Released yesterday by the Washington, D.C., based National Alliance of Healthcare Purchaser Coalitions, the guide says plan sponsors should make PBMs identity and treat 340B-purchased drugs separately.
“Plan sponsors should request separate contract terms (with deeper discounts) on all 340B claims or insist that such drugs be passed through on a cost-plus basis,” NAHPC said. “Policymakers should ban markups of 340B prices by all intermediaries, other than the costs associated with dispensing these drugs.”
The recommendations mostly are at odds with laws in 27 states forbidding PBM discrimination against 340B covered entities and their contract pharmacies. Bipartisan federal legislation, the PROTECT 340B Act, would extend such protections nationally.
NAHPC represents 43 regional, state, and local associations of businesses, labor unions, universities, and others that pay for employees’ or members’ health care and prescription drug coverage.
NAHPC asked members of an advisory committee plus individual purchasers that worked on the playbook what their top 10 PBM concerns are. Number eight is, “Replacing drugs eligible for rebates with 340B drugs not eligible for rebates, without passing through the substantially lower price of 340B drugs (continuing to charge plan sponsors and patients the same inflated list price).”

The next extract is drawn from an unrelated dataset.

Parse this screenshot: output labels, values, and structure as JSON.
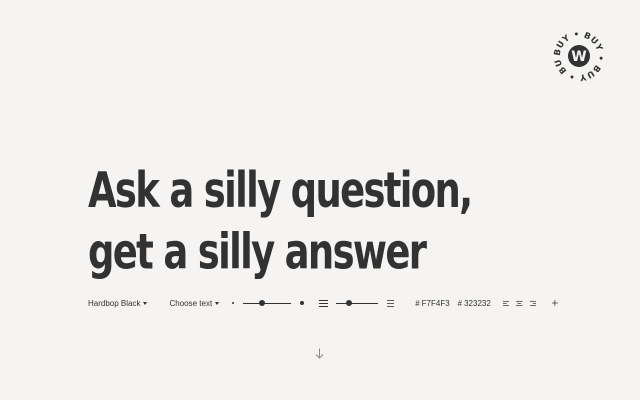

Sample language in the playbook for contracts with PBMs says plan sponsors should insist that PBMs include “a full claims file” with all invoices for covered claims. The file should include “ingredient cost, dispensing fee, member cost share (e.g., co-pay, coinsurance) and any other amount (e.g., deductible, co-pay penalty) paid by the member on each claim.”
Further, “340B claims shall be clearly marked as such on the claims file,” the sample contract language says, and “all claims excluded from a pricing discount guarantee or guaranteed minimum rebate amount calculation shall be marked as such in the claim file, with unique and explicit identifiers which are explained to plan sponsor in writing.”
“Because 340B claims are not eligible for rebates, they may be omitted from rebate-per-script guarantees,” explained a different chapter of the playbook entitled “The Unintended Impact of 340B.”
The chapter said instead of serving low-income and uninsured patients as designed, 340B “enriches intermediaries across the supply chain, adding costs for purchasers and patients.”
“Rather than channel savings to enhance services for the targeted population, 340B has become a major profit center for intermediaries, who mark up the drugs and pocket the difference,” the chapter said. “The problem has been compounded as qualifying entities contract with other related entities to take advantage of the 340B pricing. Instead of passing along savings to patients or purchasers, these entities usually pocket the difference between standard, inflated list prices and 340B prices as another source of profits.”
“The issue is further exacerbated by PBM contracts, since PBMs continue to establish the pricing at inflated list prices, but there are no rebates on 340B drugs (which are discounted heavily up front, leaving no room for rebates),” the chapter said. “This means that while intermediary profits on 340B drugs soar, purchaser costs increase substantially when 340B drugs are used (if the purchaser pays the same inflated list price without counter-balancing rebates).”